Companies are becoming increasingly aware of the steps they need to take to prevent cyber attacks on their organization. In addition, they are increasing the amount of money they are spending on security prevention tools—worldwide spending on cybersecurity is close to $70 billion a year and growing at 10 percent to 15 percent annually.
Unfortunately, organizations and executives are not convinced that their spending and training is truly secure, and believe that hackers will once again have the upper hand anywhere between 2 and 5 years from now. Cybersecurity seems to be a vicious, never-ending cycle of the “good guys” stepping up their security and training to prevent attacks, only to be followed by the “bad guys” discovering new methods to infiltrate systems.
The bad news
For many security executives and leaders, cybersecurity is a frustrating process. They can easily figure out how much time and resources their company is spending on security, but it is much harder for them to quantify what they have saved by preventing attacks on their systems. Cybersecurity has become a continuous cycle to outsmart attackers and try to eliminate a weakness or prevent an attack before it even happens. The best step of defense is to make cyber breaches by attackers expensive for them in terms of money, time and research. On top of the loss of valuable data and assets, organizations also suffer from damaged reputations when an attacker is able to successfully infiltrate their systems.
The good news
Despite the fact that cybersecurity seems a somewhat exhaustive and frustrating process, organizations are paying more attention to cybersecurity than they were 5 years ago, which is a step in the right direction. Martin Libicki, co-lead author of the study and senior management scientist at RAND, a nonprofit research organization says, “Companies that didn’t even have a chief information security officer five years ago have one now, and CEOs are more likely to listen to them. Core software is improving and new cybersecurity products continue to appear, which is likely to make a hacker’s job more difficult and more expensive.”
Closing the gap between cyber attacks and our preventative methods will take two things:
- More versatile technology
- More disciplined users
The technology we set in place to prevent attacks needs to be updated and able to keep up with the new methods attackers are throwing our way. Attackers are using new methods of hiding their tracks, encrypting their traffic and breaching into our systems nearly unnoticeable—security systems need to be able to detect this. In addition, changes must be made on the user’s end—in a vast majority of successful breaches, the initial attack site was a single user at a single system point, clicking on an attachment or corrupted link.

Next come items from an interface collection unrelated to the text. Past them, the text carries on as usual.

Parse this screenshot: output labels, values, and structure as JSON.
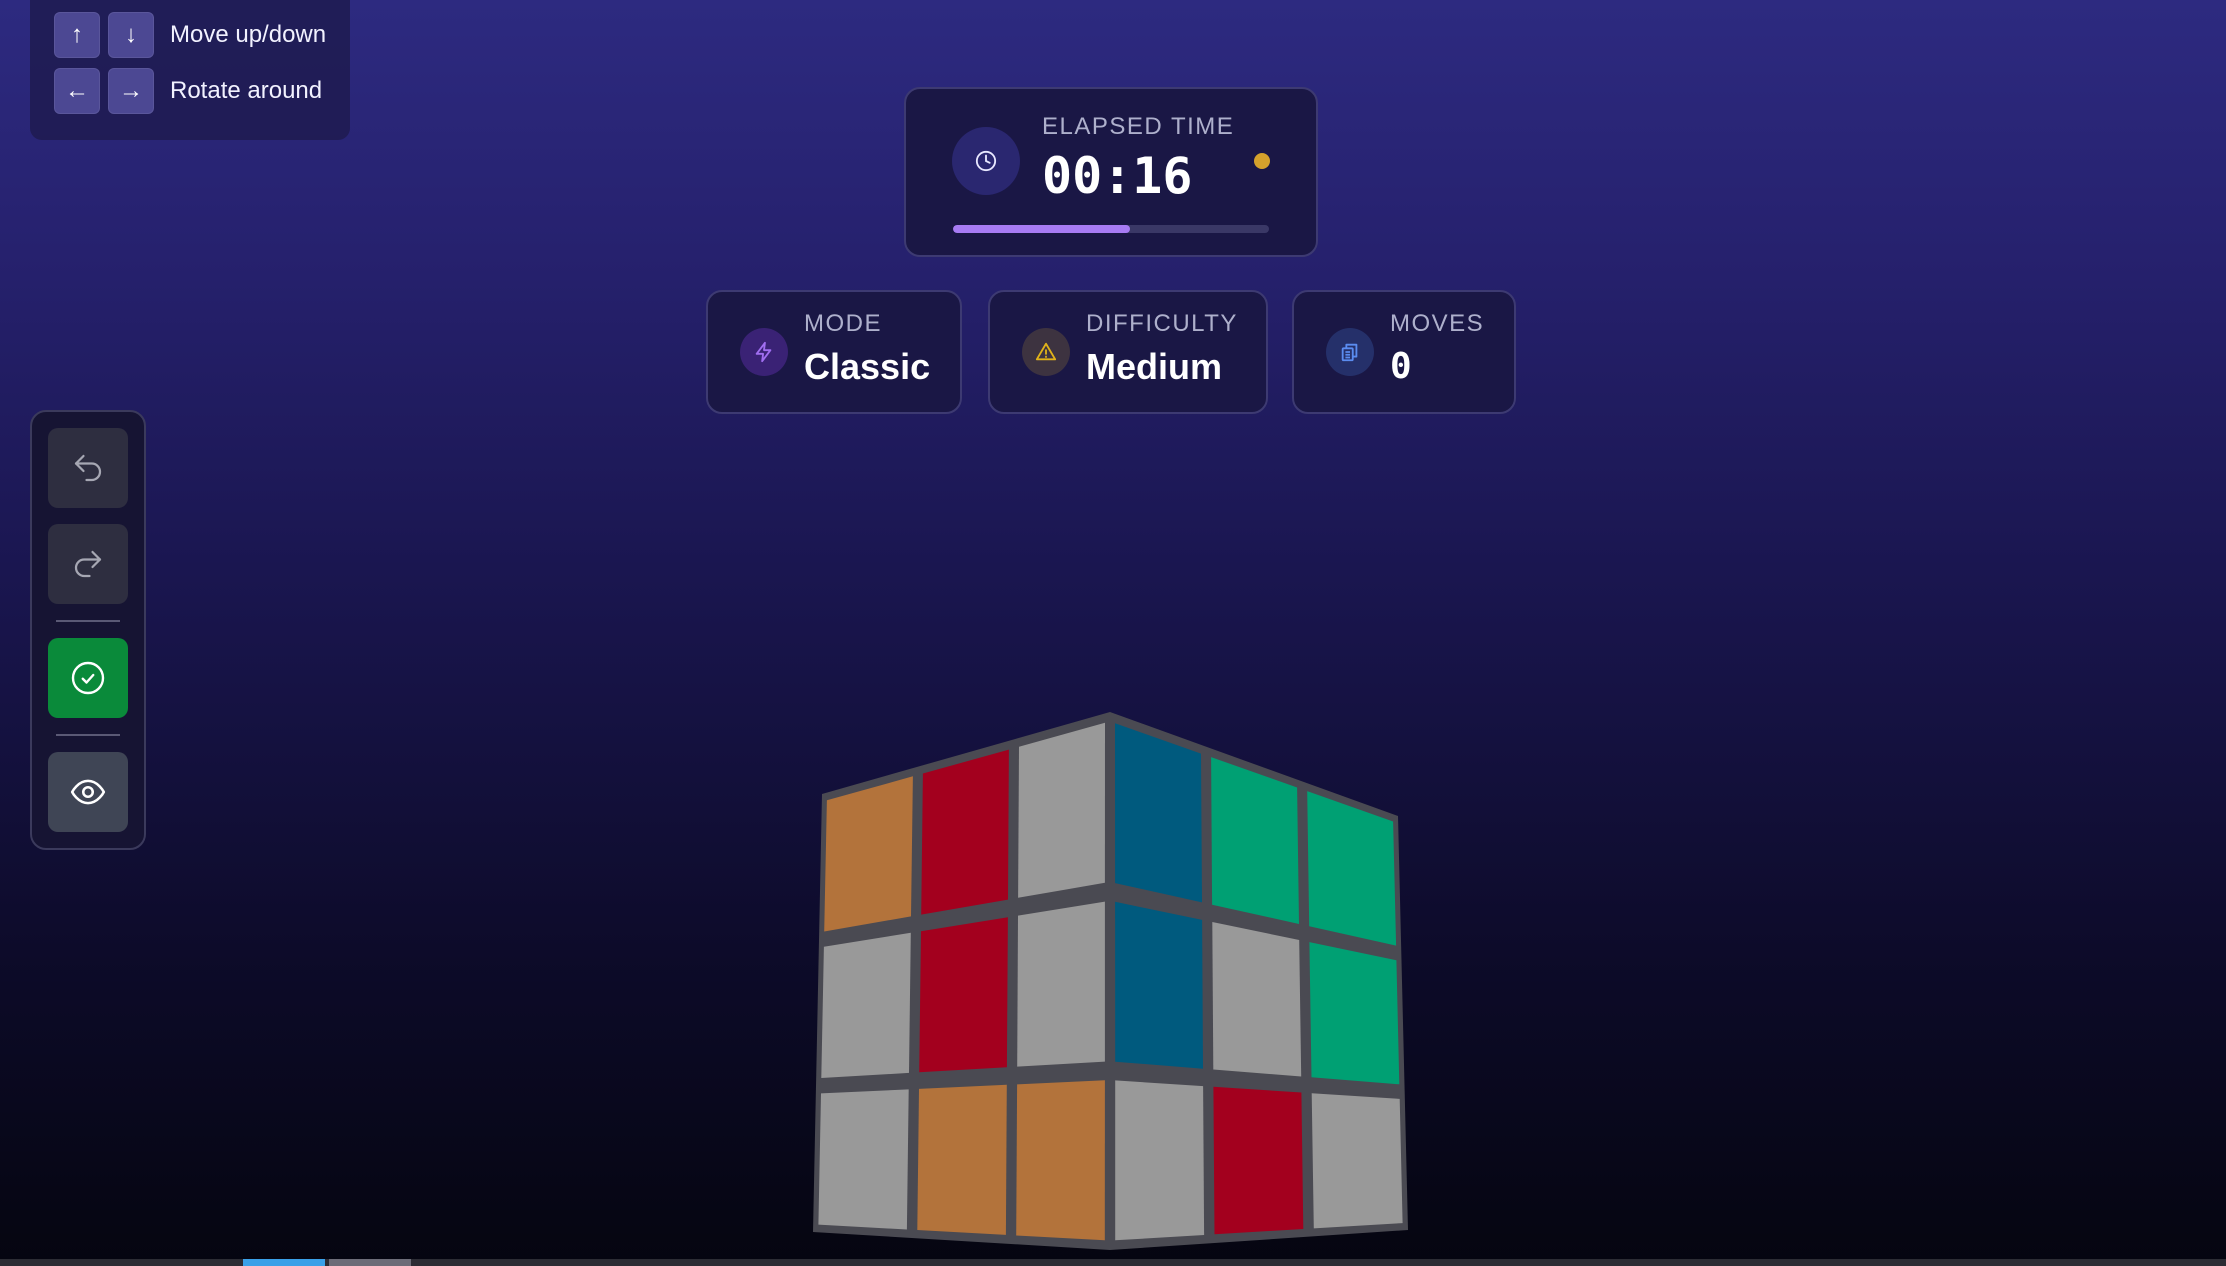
{
  "controls_hint": {
    "rows": [
      {
        "keys": [
          "↑",
          "↓"
        ],
        "label": "Move up/down"
      },
      {
        "keys": [
          "←",
          "→"
        ],
        "label": "Rotate around"
      }
    ]
  },
  "timer": {
    "label": "ELAPSED TIME",
    "value": "00:16",
    "progress": 0.56,
    "status_color": "#d4a12c",
    "icon": "clock-icon"
  },
  "stats": {
    "mode": {
      "label": "MODE",
      "value": "Classic",
      "icon": "lightning-icon",
      "color": "#a06ef0"
    },
    "difficulty": {
      "label": "DIFFICULTY",
      "value": "Medium",
      "icon": "warning-icon",
      "color": "#e0b21a"
    },
    "moves": {
      "label": "MOVES",
      "value": "0",
      "icon": "copy-icon",
      "color": "#5b8cf0"
    }
  },
  "toolbar": {
    "buttons": [
      {
        "name": "undo",
        "icon": "undo-icon"
      },
      {
        "name": "redo",
        "icon": "redo-icon"
      },
      {
        "name": "check",
        "icon": "check-circle-icon",
        "color": "#0a8a3a"
      },
      {
        "name": "view",
        "icon": "eye-icon"
      }
    ]
  },
  "cube": {
    "colors": {
      "white": "#999999",
      "orange": "#b3733b",
      "red": "#a3001e",
      "blue": "#005a7e",
      "green": "#00a073"
    },
    "left_face": [
      [
        "orange",
        "red",
        "white"
      ],
      [
        "white",
        "red",
        "white"
      ],
      [
        "white",
        "orange",
        "orange"
      ]
    ],
    "right_face": [
      [
        "blue",
        "green",
        "green"
      ],
      [
        "blue",
        "white",
        "green"
      ],
      [
        "white",
        "red",
        "white"
      ]
    ]
  }
}
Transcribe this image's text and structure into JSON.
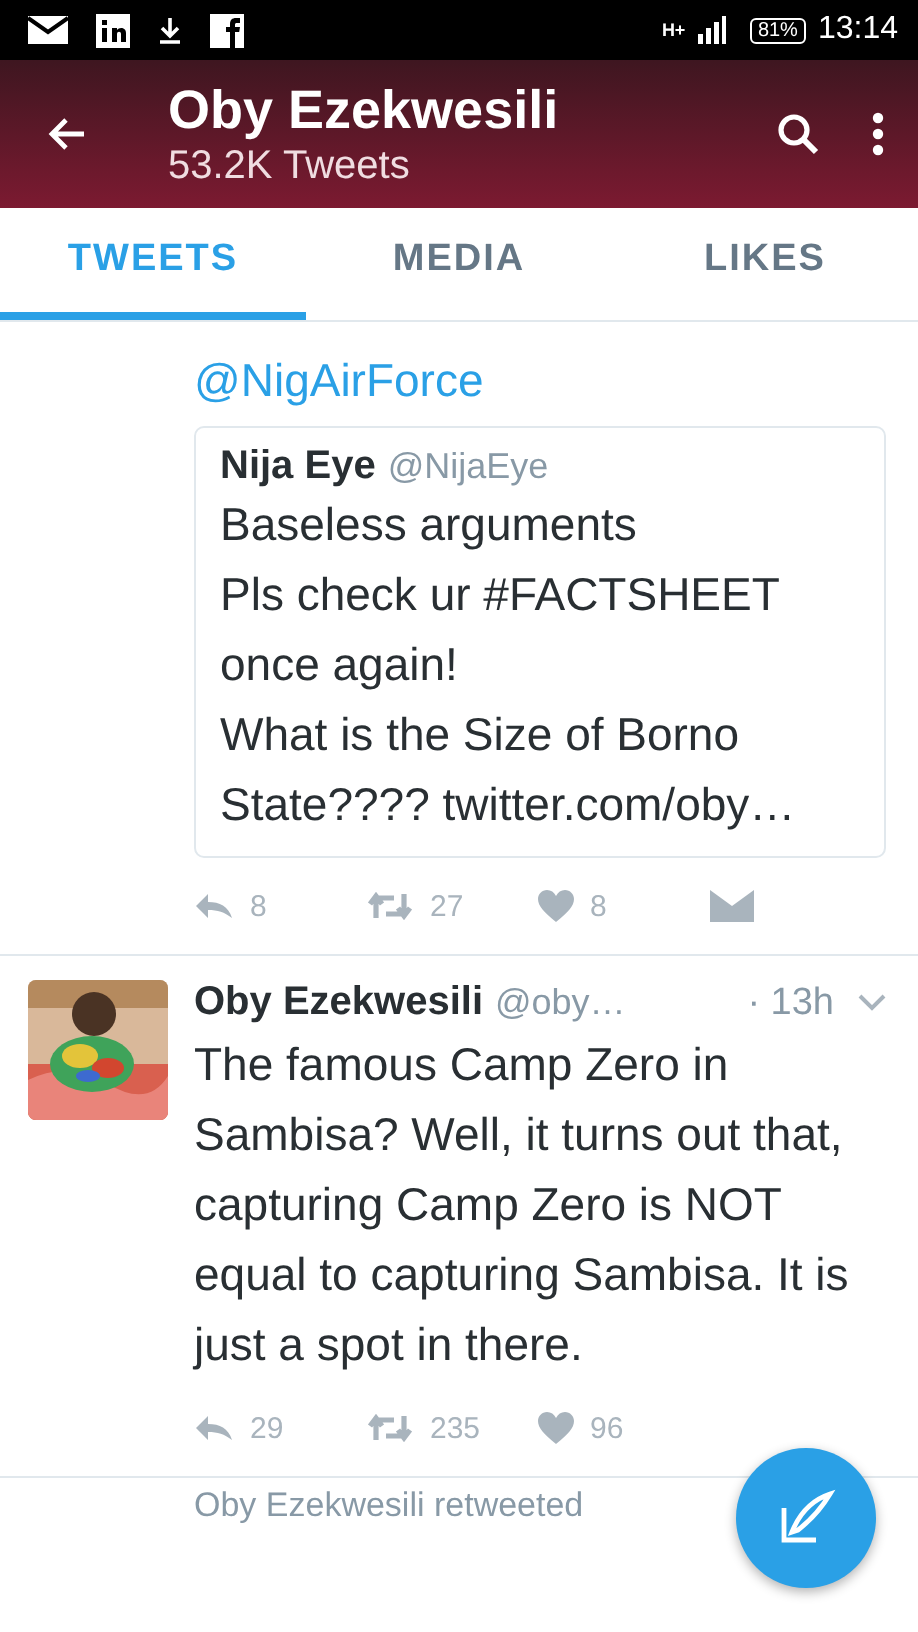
{
  "status_bar": {
    "network": "H+",
    "battery": "81%",
    "time": "13:14"
  },
  "header": {
    "title": "Oby Ezekwesili",
    "subtitle": "53.2K Tweets"
  },
  "tabs": [
    {
      "label": "TWEETS",
      "selected": true
    },
    {
      "label": "MEDIA",
      "selected": false
    },
    {
      "label": "LIKES",
      "selected": false
    }
  ],
  "tweets": [
    {
      "kind": "continuation",
      "mention": "@NigAirForce",
      "quote": {
        "name": "Nija Eye",
        "handle": "@NijaEye",
        "text": "Baseless arguments\nPls check ur #FACTSHEET once again!\nWhat is the Size of Borno State???? twitter.com/oby…"
      },
      "actions": [
        {
          "kind": "reply",
          "count": "8"
        },
        {
          "kind": "retweet",
          "count": "27"
        },
        {
          "kind": "like",
          "count": "8"
        },
        {
          "kind": "message"
        }
      ]
    },
    {
      "kind": "tweet",
      "name": "Oby Ezekwesili",
      "handle": "@oby…",
      "time": "· 13h",
      "text": "The famous Camp Zero in Sambisa? Well, it turns out that, capturing Camp Zero is NOT equal to capturing Sambisa. It is just a spot in there.",
      "actions": [
        {
          "kind": "reply",
          "count": "29"
        },
        {
          "kind": "retweet",
          "count": "235"
        },
        {
          "kind": "like",
          "count": "96"
        }
      ]
    }
  ],
  "retweet_notice": "Oby Ezekwesili retweeted"
}
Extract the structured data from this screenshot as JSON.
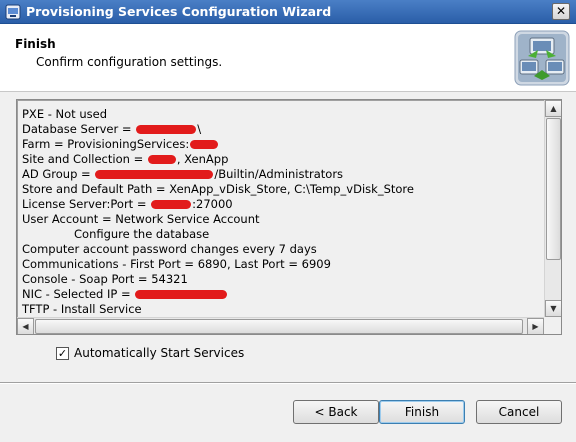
{
  "window": {
    "title": "Provisioning Services Configuration Wizard",
    "close_glyph": "✕"
  },
  "header": {
    "title": "Finish",
    "subtitle": "Confirm configuration settings."
  },
  "summary": {
    "lines": [
      {
        "text": "PXE - Not used"
      },
      {
        "text": "Database Server = ",
        "suffix": "\\"
      },
      {
        "text": "Farm = ProvisioningServices:"
      },
      {
        "text": "Site and Collection = ",
        "suffix": ", XenApp"
      },
      {
        "text": "AD Group = ",
        "suffix": "/Builtin/Administrators"
      },
      {
        "text": "Store and Default Path = XenApp_vDisk_Store, C:\\Temp_vDisk_Store"
      },
      {
        "text": "License Server:Port = ",
        "suffix": ":27000"
      },
      {
        "text": "User Account = Network Service Account"
      },
      {
        "text": "Configure the database",
        "indent": true
      },
      {
        "text": "Computer account password changes every 7 days"
      },
      {
        "text": "Communications - First Port = 6890, Last Port = 6909"
      },
      {
        "text": "Console - Soap Port = 54321"
      },
      {
        "text": "NIC - Selected IP = "
      },
      {
        "text": "TFTP - Install Service"
      }
    ],
    "redaction_color": "#e21b1b"
  },
  "auto_start": {
    "checked": true,
    "check_glyph": "✓",
    "label": "Automatically Start Services"
  },
  "buttons": {
    "back": "< Back",
    "finish": "Finish",
    "cancel": "Cancel"
  },
  "scrollbar": {
    "up": "▲",
    "down": "▼",
    "left": "◀",
    "right": "▶"
  },
  "colors": {
    "titlebar": "#2a5ea8",
    "title_text": "#ffffff",
    "default_button_border": "#3c7fb1"
  },
  "icons": {
    "app": "wizard-app-icon",
    "header": "network-computers-icon"
  }
}
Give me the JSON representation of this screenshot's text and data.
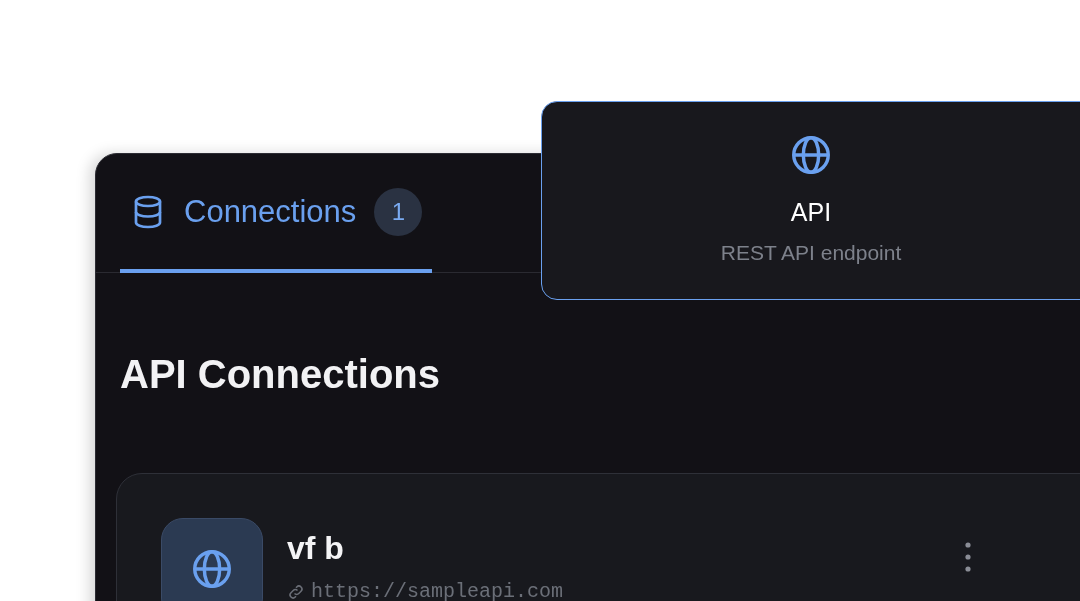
{
  "tabs": [
    {
      "label": "Connections",
      "badge": "1",
      "selected": true
    }
  ],
  "popup": {
    "title": "API",
    "subtitle": "REST API endpoint"
  },
  "heading": "API Connections",
  "connections": [
    {
      "name": "vf b",
      "url": "https://sampleapi.com"
    }
  ]
}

While the cycle of cyber attacks and increased security may seem exhaustingly overwhelming, companies are becoming more aware of the importance of security training and preventative measures. If companies continue to focus on improving their security technology and training their system users in safety, they may start to see a decrease in the attacks made on their organization.